(Records for this exercise)

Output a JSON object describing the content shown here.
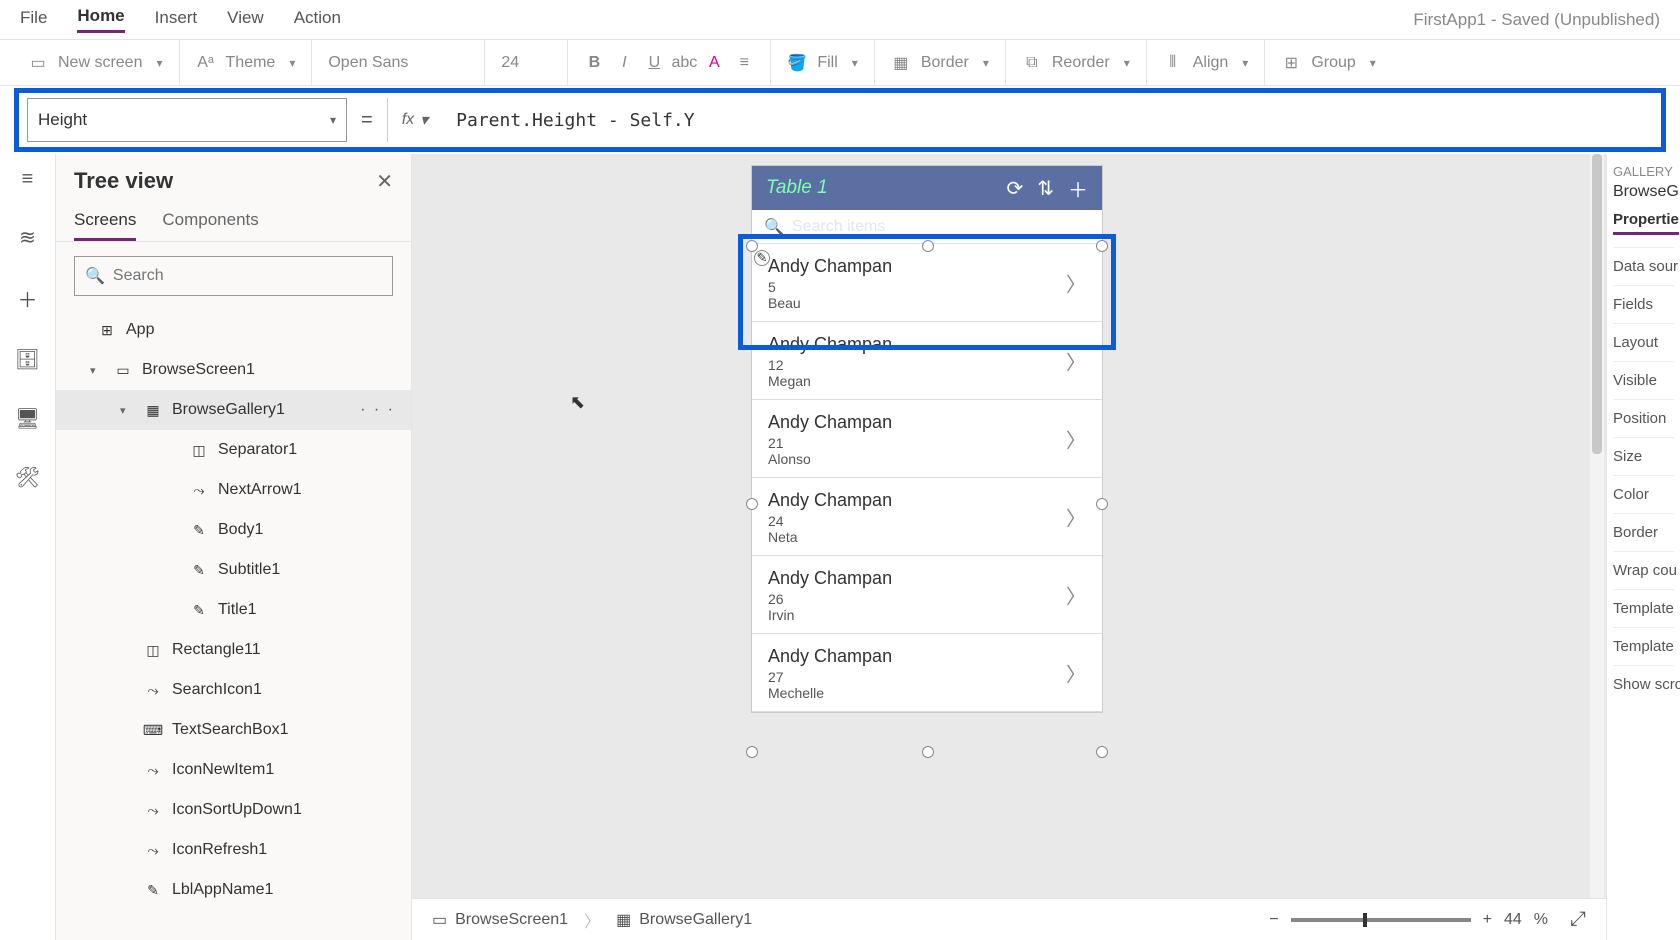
{
  "menu": {
    "items": [
      "File",
      "Home",
      "Insert",
      "View",
      "Action"
    ],
    "active": "Home",
    "status": "FirstApp1 - Saved (Unpublished)"
  },
  "ribbon": {
    "newscreen": "New screen",
    "theme": "Theme",
    "font": "Open Sans",
    "size": "24",
    "fill": "Fill",
    "border": "Border",
    "reorder": "Reorder",
    "align": "Align",
    "group": "Group"
  },
  "formula": {
    "property": "Height",
    "equals": "=",
    "fx": "fx",
    "value": "Parent.Height - Self.Y"
  },
  "tree": {
    "title": "Tree view",
    "tabs": {
      "screens": "Screens",
      "components": "Components"
    },
    "search_placeholder": "Search",
    "app": "App",
    "items": [
      {
        "name": "BrowseScreen1",
        "indent": 1,
        "chev": "▾",
        "icon": "▭"
      },
      {
        "name": "BrowseGallery1",
        "indent": 2,
        "chev": "▾",
        "icon": "▦",
        "selected": true,
        "dots": "· · ·"
      },
      {
        "name": "Separator1",
        "indent": 3,
        "icon": "◫"
      },
      {
        "name": "NextArrow1",
        "indent": 3,
        "icon": "⤳"
      },
      {
        "name": "Body1",
        "indent": 3,
        "icon": "✎"
      },
      {
        "name": "Subtitle1",
        "indent": 3,
        "icon": "✎"
      },
      {
        "name": "Title1",
        "indent": 3,
        "icon": "✎"
      },
      {
        "name": "Rectangle11",
        "indent": 2,
        "icon": "◫"
      },
      {
        "name": "SearchIcon1",
        "indent": 2,
        "icon": "⤳"
      },
      {
        "name": "TextSearchBox1",
        "indent": 2,
        "icon": "⌨"
      },
      {
        "name": "IconNewItem1",
        "indent": 2,
        "icon": "⤳"
      },
      {
        "name": "IconSortUpDown1",
        "indent": 2,
        "icon": "⤳"
      },
      {
        "name": "IconRefresh1",
        "indent": 2,
        "icon": "⤳"
      },
      {
        "name": "LblAppName1",
        "indent": 2,
        "icon": "✎"
      }
    ]
  },
  "phone": {
    "title": "Table 1",
    "search_placeholder": "Search items",
    "items": [
      {
        "title": "Andy Champan",
        "sub": "5",
        "body": "Beau"
      },
      {
        "title": "Andy Champan",
        "sub": "12",
        "body": "Megan"
      },
      {
        "title": "Andy Champan",
        "sub": "21",
        "body": "Alonso"
      },
      {
        "title": "Andy Champan",
        "sub": "24",
        "body": "Neta"
      },
      {
        "title": "Andy Champan",
        "sub": "26",
        "body": "Irvin"
      },
      {
        "title": "Andy Champan",
        "sub": "27",
        "body": "Mechelle"
      }
    ]
  },
  "breadcrumb": {
    "screen": "BrowseScreen1",
    "control": "BrowseGallery1"
  },
  "zoom": {
    "value": "44",
    "pct": "%"
  },
  "props": {
    "type": "GALLERY",
    "name": "BrowseG",
    "tab": "Propertie",
    "rows": [
      "Data sour",
      "Fields",
      "Layout",
      "Visible",
      "Position",
      "Size",
      "Color",
      "Border",
      "Wrap cou",
      "Template",
      "Template",
      "Show scro"
    ]
  }
}
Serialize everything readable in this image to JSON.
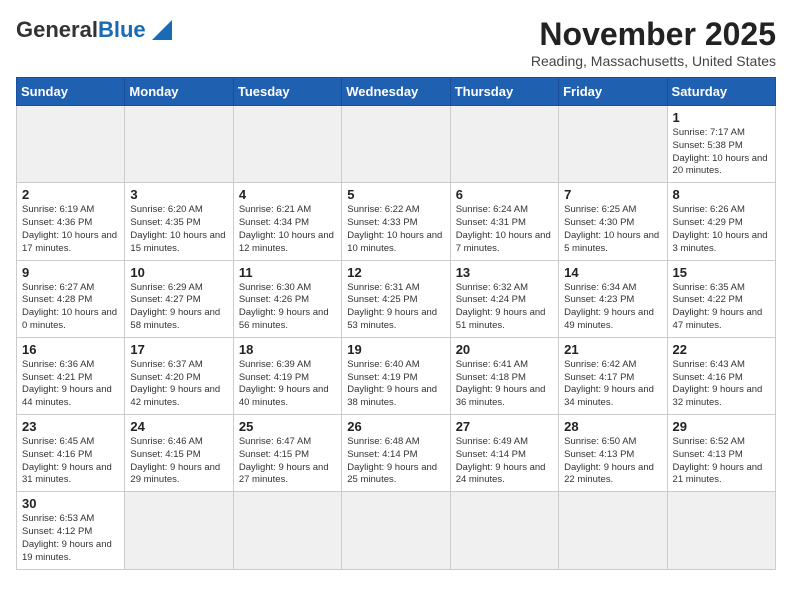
{
  "header": {
    "logo_general": "General",
    "logo_blue": "Blue",
    "month_title": "November 2025",
    "location": "Reading, Massachusetts, United States"
  },
  "weekdays": [
    "Sunday",
    "Monday",
    "Tuesday",
    "Wednesday",
    "Thursday",
    "Friday",
    "Saturday"
  ],
  "weeks": [
    [
      {
        "day": "",
        "info": ""
      },
      {
        "day": "",
        "info": ""
      },
      {
        "day": "",
        "info": ""
      },
      {
        "day": "",
        "info": ""
      },
      {
        "day": "",
        "info": ""
      },
      {
        "day": "",
        "info": ""
      },
      {
        "day": "1",
        "info": "Sunrise: 7:17 AM\nSunset: 5:38 PM\nDaylight: 10 hours\nand 20 minutes."
      }
    ],
    [
      {
        "day": "2",
        "info": "Sunrise: 6:19 AM\nSunset: 4:36 PM\nDaylight: 10 hours\nand 17 minutes."
      },
      {
        "day": "3",
        "info": "Sunrise: 6:20 AM\nSunset: 4:35 PM\nDaylight: 10 hours\nand 15 minutes."
      },
      {
        "day": "4",
        "info": "Sunrise: 6:21 AM\nSunset: 4:34 PM\nDaylight: 10 hours\nand 12 minutes."
      },
      {
        "day": "5",
        "info": "Sunrise: 6:22 AM\nSunset: 4:33 PM\nDaylight: 10 hours\nand 10 minutes."
      },
      {
        "day": "6",
        "info": "Sunrise: 6:24 AM\nSunset: 4:31 PM\nDaylight: 10 hours\nand 7 minutes."
      },
      {
        "day": "7",
        "info": "Sunrise: 6:25 AM\nSunset: 4:30 PM\nDaylight: 10 hours\nand 5 minutes."
      },
      {
        "day": "8",
        "info": "Sunrise: 6:26 AM\nSunset: 4:29 PM\nDaylight: 10 hours\nand 3 minutes."
      }
    ],
    [
      {
        "day": "9",
        "info": "Sunrise: 6:27 AM\nSunset: 4:28 PM\nDaylight: 10 hours\nand 0 minutes."
      },
      {
        "day": "10",
        "info": "Sunrise: 6:29 AM\nSunset: 4:27 PM\nDaylight: 9 hours\nand 58 minutes."
      },
      {
        "day": "11",
        "info": "Sunrise: 6:30 AM\nSunset: 4:26 PM\nDaylight: 9 hours\nand 56 minutes."
      },
      {
        "day": "12",
        "info": "Sunrise: 6:31 AM\nSunset: 4:25 PM\nDaylight: 9 hours\nand 53 minutes."
      },
      {
        "day": "13",
        "info": "Sunrise: 6:32 AM\nSunset: 4:24 PM\nDaylight: 9 hours\nand 51 minutes."
      },
      {
        "day": "14",
        "info": "Sunrise: 6:34 AM\nSunset: 4:23 PM\nDaylight: 9 hours\nand 49 minutes."
      },
      {
        "day": "15",
        "info": "Sunrise: 6:35 AM\nSunset: 4:22 PM\nDaylight: 9 hours\nand 47 minutes."
      }
    ],
    [
      {
        "day": "16",
        "info": "Sunrise: 6:36 AM\nSunset: 4:21 PM\nDaylight: 9 hours\nand 44 minutes."
      },
      {
        "day": "17",
        "info": "Sunrise: 6:37 AM\nSunset: 4:20 PM\nDaylight: 9 hours\nand 42 minutes."
      },
      {
        "day": "18",
        "info": "Sunrise: 6:39 AM\nSunset: 4:19 PM\nDaylight: 9 hours\nand 40 minutes."
      },
      {
        "day": "19",
        "info": "Sunrise: 6:40 AM\nSunset: 4:19 PM\nDaylight: 9 hours\nand 38 minutes."
      },
      {
        "day": "20",
        "info": "Sunrise: 6:41 AM\nSunset: 4:18 PM\nDaylight: 9 hours\nand 36 minutes."
      },
      {
        "day": "21",
        "info": "Sunrise: 6:42 AM\nSunset: 4:17 PM\nDaylight: 9 hours\nand 34 minutes."
      },
      {
        "day": "22",
        "info": "Sunrise: 6:43 AM\nSunset: 4:16 PM\nDaylight: 9 hours\nand 32 minutes."
      }
    ],
    [
      {
        "day": "23",
        "info": "Sunrise: 6:45 AM\nSunset: 4:16 PM\nDaylight: 9 hours\nand 31 minutes."
      },
      {
        "day": "24",
        "info": "Sunrise: 6:46 AM\nSunset: 4:15 PM\nDaylight: 9 hours\nand 29 minutes."
      },
      {
        "day": "25",
        "info": "Sunrise: 6:47 AM\nSunset: 4:15 PM\nDaylight: 9 hours\nand 27 minutes."
      },
      {
        "day": "26",
        "info": "Sunrise: 6:48 AM\nSunset: 4:14 PM\nDaylight: 9 hours\nand 25 minutes."
      },
      {
        "day": "27",
        "info": "Sunrise: 6:49 AM\nSunset: 4:14 PM\nDaylight: 9 hours\nand 24 minutes."
      },
      {
        "day": "28",
        "info": "Sunrise: 6:50 AM\nSunset: 4:13 PM\nDaylight: 9 hours\nand 22 minutes."
      },
      {
        "day": "29",
        "info": "Sunrise: 6:52 AM\nSunset: 4:13 PM\nDaylight: 9 hours\nand 21 minutes."
      }
    ],
    [
      {
        "day": "30",
        "info": "Sunrise: 6:53 AM\nSunset: 4:12 PM\nDaylight: 9 hours\nand 19 minutes."
      },
      {
        "day": "",
        "info": ""
      },
      {
        "day": "",
        "info": ""
      },
      {
        "day": "",
        "info": ""
      },
      {
        "day": "",
        "info": ""
      },
      {
        "day": "",
        "info": ""
      },
      {
        "day": "",
        "info": ""
      }
    ]
  ]
}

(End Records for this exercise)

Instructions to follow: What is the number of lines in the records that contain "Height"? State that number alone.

Response area: 2